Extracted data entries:
= Beginning of Section =

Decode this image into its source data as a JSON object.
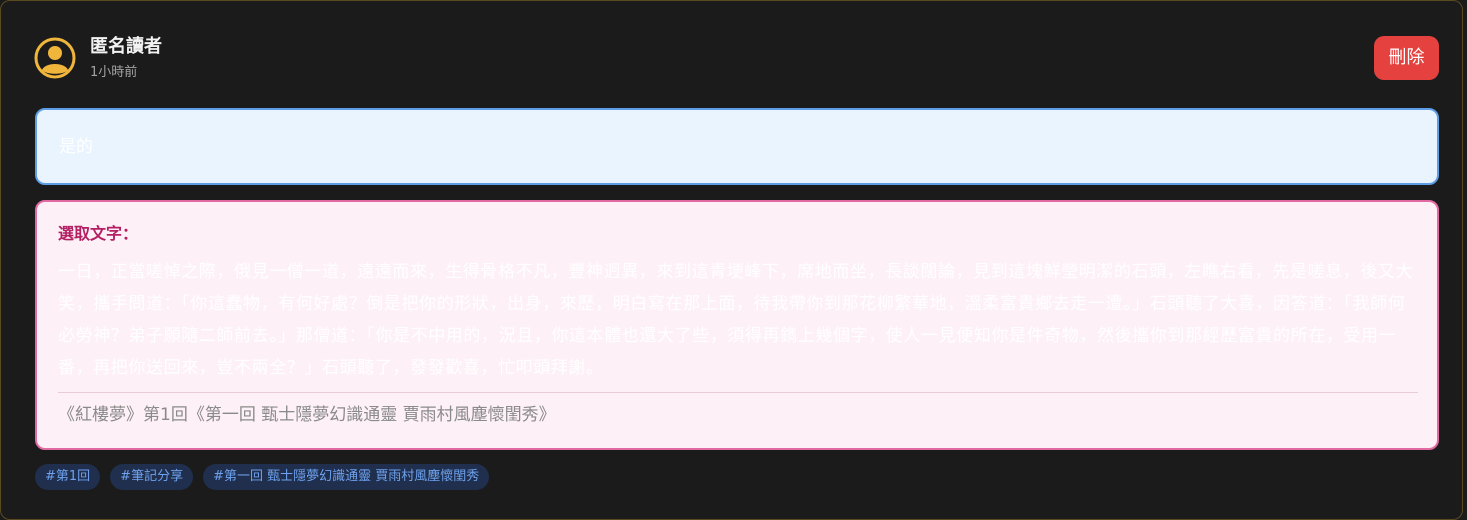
{
  "author": {
    "name": "匿名讀者",
    "time": "1小時前"
  },
  "actions": {
    "delete_label": "刪除"
  },
  "comment": {
    "text": "是的"
  },
  "quote": {
    "label": "選取文字：",
    "text": "一日，正當嗟悼之際，俄見一僧一道，遠遠而來，生得骨格不凡，豐神迥異，來到這青埂峰下，席地而坐，長談闊論，見到這塊鮮瑩明潔的石頭，左瞧右看，先是嗟息，後又大笑，攜手問道：「你這蠢物，有何好處？倒是把你的形狀，出身，來歷，明白寫在那上面，待我帶你到那花柳繁華地，溫柔富貴鄉去走一遭。」石頭聽了大喜，因答道：「我師何必勞神？弟子願隨二師前去。」那僧道：「你是不中用的，況且，你這本體也還大了些，須得再鐫上幾個字，使人一見便知你是件奇物，然後攜你到那經歷富貴的所在，受用一番，再把你送回來，豈不兩全？」石頭聽了，發發歡喜，忙叩頭拜謝。",
    "source": "《紅樓夢》第1回《第一回 甄士隱夢幻識通靈 賈雨村風塵懷閨秀》"
  },
  "tags": [
    "#第1回",
    "#筆記分享",
    "#第一回 甄士隱夢幻識通靈 賈雨村風塵懷閨秀"
  ],
  "colors": {
    "background": "#1b1b1b",
    "avatar": "#f0b63c",
    "delete": "#e5413f",
    "comment_bg": "#e9f4ff",
    "comment_border": "#5d9ee6",
    "quote_bg": "#fdf0f6",
    "quote_border": "#e16aa2",
    "quote_label": "#b41f63",
    "tag_bg": "#1f2f4d",
    "tag_text": "#6ea2ee"
  },
  "icons": {
    "avatar": "user-circle-icon"
  }
}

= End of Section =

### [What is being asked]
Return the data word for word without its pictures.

### [Expected output]
Decode this image into its source data as a JSON object.
{
  "author": {
    "name": "匿名讀者",
    "time": "1小時前"
  },
  "actions": {
    "delete_label": "刪除"
  },
  "comment": {
    "text": "是的"
  },
  "quote": {
    "label": "選取文字：",
    "text": "一日，正當嗟悼之際，俄見一僧一道，遠遠而來，生得骨格不凡，豐神迥異，來到這青埂峰下，席地而坐，長談闊論，見到這塊鮮瑩明潔的石頭，左瞧右看，先是嗟息，後又大笑，攜手問道：「你這蠢物，有何好處？倒是把你的形狀，出身，來歷，明白寫在那上面，待我帶你到那花柳繁華地，溫柔富貴鄉去走一遭。」石頭聽了大喜，因答道：「我師何必勞神？弟子願隨二師前去。」那僧道：「你是不中用的，況且，你這本體也還大了些，須得再鐫上幾個字，使人一見便知你是件奇物，然後攜你到那經歷富貴的所在，受用一番，再把你送回來，豈不兩全？」石頭聽了，發發歡喜，忙叩頭拜謝。",
    "source": "《紅樓夢》第1回《第一回 甄士隱夢幻識通靈 賈雨村風塵懷閨秀》"
  },
  "tags": [
    "#第1回",
    "#筆記分享",
    "#第一回 甄士隱夢幻識通靈 賈雨村風塵懷閨秀"
  ],
  "colors": {
    "background": "#1b1b1b",
    "avatar": "#f0b63c",
    "delete": "#e5413f",
    "comment_bg": "#e9f4ff",
    "comment_border": "#5d9ee6",
    "quote_bg": "#fdf0f6",
    "quote_border": "#e16aa2",
    "quote_label": "#b41f63",
    "tag_bg": "#1f2f4d",
    "tag_text": "#6ea2ee"
  },
  "icons": {
    "avatar": "user-circle-icon"
  }
}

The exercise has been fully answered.